Dataset items -
= = =

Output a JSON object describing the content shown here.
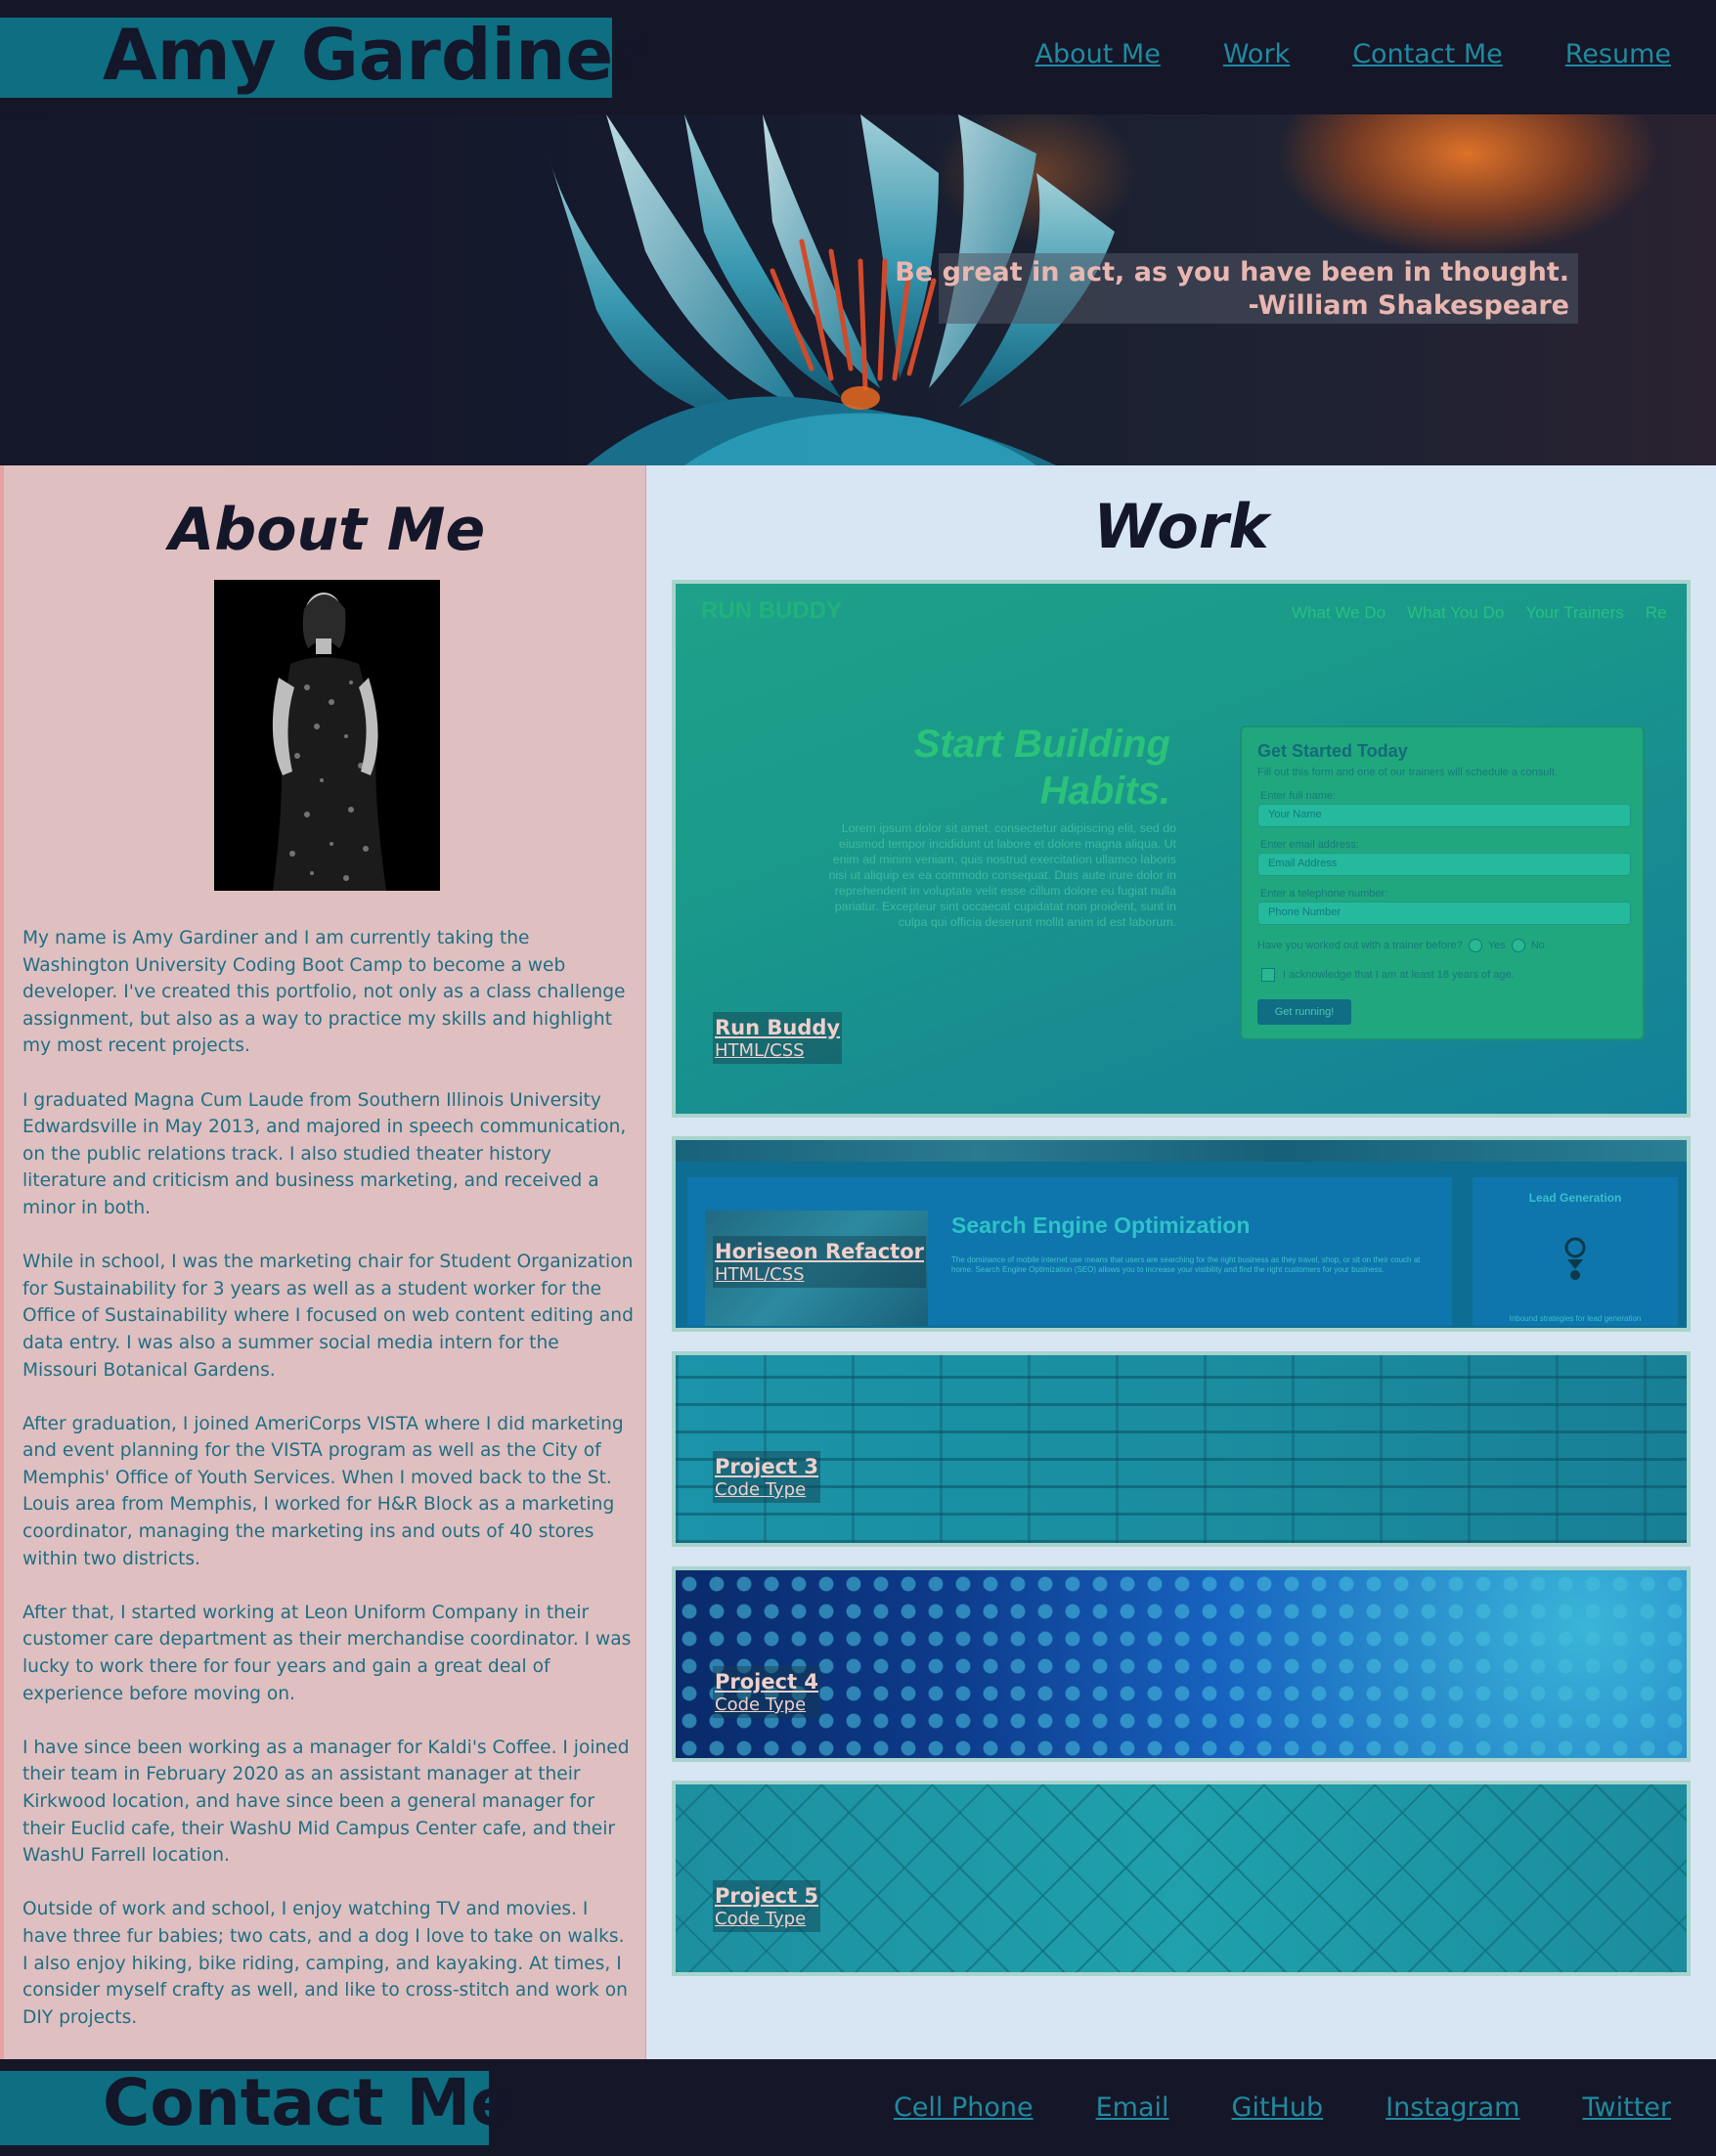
{
  "header": {
    "name": "Amy Gardiner",
    "nav": [
      "About Me",
      "Work",
      "Contact Me",
      "Resume"
    ]
  },
  "hero": {
    "quote_line1": "Be great in act, as you have been in thought.",
    "quote_line2": "-William Shakespeare"
  },
  "about": {
    "heading": "About Me",
    "paragraphs": [
      "My name is Amy Gardiner and I am currently taking the Washington University Coding Boot Camp to become a web developer. I've created this portfolio, not only as a class challenge assignment, but also as a way to practice my skills and highlight my most recent projects.",
      "I graduated Magna Cum Laude from Southern Illinois University Edwardsville in May 2013, and majored in speech communication, on the public relations track. I also studied theater history literature and criticism and business marketing, and received a minor in both.",
      "While in school, I was the marketing chair for Student Organization for Sustainability for 3 years as well as a student worker for the Office of Sustainability where I focused on web content editing and data entry. I was also a summer social media intern for the Missouri Botanical Gardens.",
      "After graduation, I joined AmeriCorps VISTA where I did marketing and event planning for the VISTA program as well as the City of Memphis' Office of Youth Services. When I moved back to the St. Louis area from Memphis, I worked for H&R Block as a marketing coordinator, managing the marketing ins and outs of 40 stores within two districts.",
      "After that, I started working at Leon Uniform Company in their customer care department as their merchandise coordinator. I was lucky to work there for four years and gain a great deal of experience before moving on.",
      "I have since been working as a manager for Kaldi's Coffee. I joined their team in February 2020 as an assistant manager at their Kirkwood location, and have since been a general manager for their Euclid cafe, their WashU Mid Campus Center cafe, and their WashU Farrell location.",
      "Outside of work and school, I enjoy watching TV and movies. I have three fur babies; two cats, and a dog I love to take on walks. I also enjoy hiking, bike riding, camping, and kayaking. At times, I consider myself crafty as well, and like to cross-stitch and work on DIY projects."
    ]
  },
  "work": {
    "heading": "Work",
    "projects": [
      {
        "title": "Run Buddy",
        "type": "HTML/CSS"
      },
      {
        "title": "Horiseon Refactor",
        "type": "HTML/CSS"
      },
      {
        "title": "Project 3",
        "type": "Code Type"
      },
      {
        "title": "Project 4",
        "type": "Code Type"
      },
      {
        "title": "Project 5",
        "type": "Code Type"
      }
    ],
    "runbuddy_preview": {
      "logo": "RUN BUDDY",
      "nav": [
        "What We Do",
        "What You Do",
        "Your Trainers",
        "Re"
      ],
      "headline_line1": "Start Building",
      "headline_line2": "Habits.",
      "lorem": "Lorem ipsum dolor sit amet, consectetur adipiscing elit, sed do eiusmod tempor incididunt ut labore et dolore magna aliqua. Ut enim ad minim veniam, quis nostrud exercitation ullamco laboris nisi ut aliquip ex ea commodo consequat. Duis aute irure dolor in reprehenderit in voluptate velit esse cillum dolore eu fugiat nulla pariatur. Excepteur sint occaecat cupidatat non proident, sunt in culpa qui officia deserunt mollit anim id est laborum.",
      "form_title": "Get Started Today",
      "form_sub": "Fill out this form and one of our trainers will schedule a consult.",
      "label_name": "Enter full name:",
      "ph_name": "Your Name",
      "label_email": "Enter email address:",
      "ph_email": "Email Address",
      "label_phone": "Enter a telephone number:",
      "ph_phone": "Phone Number",
      "radio_q": "Have you worked out with a trainer before?",
      "yes": "Yes",
      "no": "No",
      "ack": "I acknowledge that I am at least 18 years of age.",
      "button": "Get running!"
    },
    "horiseon_preview": {
      "heading": "Search Engine Optimization",
      "text": "The dominance of mobile internet use means that users are searching for the right business as they travel, shop, or sit on their couch at home. Search Engine Optimization (SEO) allows you to increase your visibility and find the right customers for your business.",
      "side_title": "Lead Generation",
      "side_text": "Inbound strategies for lead generation"
    }
  },
  "footer": {
    "heading": "Contact Me",
    "links": [
      "Cell Phone",
      "Email",
      "GitHub",
      "Instagram",
      "Twitter"
    ]
  },
  "colors": {
    "background": "#141629",
    "accent_teal": "#0e6e82",
    "link": "#1f8aa0",
    "about_bg": "#e0bfc0",
    "work_bg": "#d8e6f4",
    "quote_text": "#e9b7b0"
  }
}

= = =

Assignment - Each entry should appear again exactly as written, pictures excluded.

Exercise result -
Output a JSON object describing the content shown here.
{
  "header": {
    "name": "Amy Gardiner",
    "nav": [
      "About Me",
      "Work",
      "Contact Me",
      "Resume"
    ]
  },
  "hero": {
    "quote_line1": "Be great in act, as you have been in thought.",
    "quote_line2": "-William Shakespeare"
  },
  "about": {
    "heading": "About Me",
    "paragraphs": [
      "My name is Amy Gardiner and I am currently taking the Washington University Coding Boot Camp to become a web developer. I've created this portfolio, not only as a class challenge assignment, but also as a way to practice my skills and highlight my most recent projects.",
      "I graduated Magna Cum Laude from Southern Illinois University Edwardsville in May 2013, and majored in speech communication, on the public relations track. I also studied theater history literature and criticism and business marketing, and received a minor in both.",
      "While in school, I was the marketing chair for Student Organization for Sustainability for 3 years as well as a student worker for the Office of Sustainability where I focused on web content editing and data entry. I was also a summer social media intern for the Missouri Botanical Gardens.",
      "After graduation, I joined AmeriCorps VISTA where I did marketing and event planning for the VISTA program as well as the City of Memphis' Office of Youth Services. When I moved back to the St. Louis area from Memphis, I worked for H&R Block as a marketing coordinator, managing the marketing ins and outs of 40 stores within two districts.",
      "After that, I started working at Leon Uniform Company in their customer care department as their merchandise coordinator. I was lucky to work there for four years and gain a great deal of experience before moving on.",
      "I have since been working as a manager for Kaldi's Coffee. I joined their team in February 2020 as an assistant manager at their Kirkwood location, and have since been a general manager for their Euclid cafe, their WashU Mid Campus Center cafe, and their WashU Farrell location.",
      "Outside of work and school, I enjoy watching TV and movies. I have three fur babies; two cats, and a dog I love to take on walks. I also enjoy hiking, bike riding, camping, and kayaking. At times, I consider myself crafty as well, and like to cross-stitch and work on DIY projects."
    ]
  },
  "work": {
    "heading": "Work",
    "projects": [
      {
        "title": "Run Buddy",
        "type": "HTML/CSS"
      },
      {
        "title": "Horiseon Refactor",
        "type": "HTML/CSS"
      },
      {
        "title": "Project 3",
        "type": "Code Type"
      },
      {
        "title": "Project 4",
        "type": "Code Type"
      },
      {
        "title": "Project 5",
        "type": "Code Type"
      }
    ],
    "runbuddy_preview": {
      "logo": "RUN BUDDY",
      "nav": [
        "What We Do",
        "What You Do",
        "Your Trainers",
        "Re"
      ],
      "headline_line1": "Start Building",
      "headline_line2": "Habits.",
      "lorem": "Lorem ipsum dolor sit amet, consectetur adipiscing elit, sed do eiusmod tempor incididunt ut labore et dolore magna aliqua. Ut enim ad minim veniam, quis nostrud exercitation ullamco laboris nisi ut aliquip ex ea commodo consequat. Duis aute irure dolor in reprehenderit in voluptate velit esse cillum dolore eu fugiat nulla pariatur. Excepteur sint occaecat cupidatat non proident, sunt in culpa qui officia deserunt mollit anim id est laborum.",
      "form_title": "Get Started Today",
      "form_sub": "Fill out this form and one of our trainers will schedule a consult.",
      "label_name": "Enter full name:",
      "ph_name": "Your Name",
      "label_email": "Enter email address:",
      "ph_email": "Email Address",
      "label_phone": "Enter a telephone number:",
      "ph_phone": "Phone Number",
      "radio_q": "Have you worked out with a trainer before?",
      "yes": "Yes",
      "no": "No",
      "ack": "I acknowledge that I am at least 18 years of age.",
      "button": "Get running!"
    },
    "horiseon_preview": {
      "heading": "Search Engine Optimization",
      "text": "The dominance of mobile internet use means that users are searching for the right business as they travel, shop, or sit on their couch at home. Search Engine Optimization (SEO) allows you to increase your visibility and find the right customers for your business.",
      "side_title": "Lead Generation",
      "side_text": "Inbound strategies for lead generation"
    }
  },
  "footer": {
    "heading": "Contact Me",
    "links": [
      "Cell Phone",
      "Email",
      "GitHub",
      "Instagram",
      "Twitter"
    ]
  },
  "colors": {
    "background": "#141629",
    "accent_teal": "#0e6e82",
    "link": "#1f8aa0",
    "about_bg": "#e0bfc0",
    "work_bg": "#d8e6f4",
    "quote_text": "#e9b7b0"
  }
}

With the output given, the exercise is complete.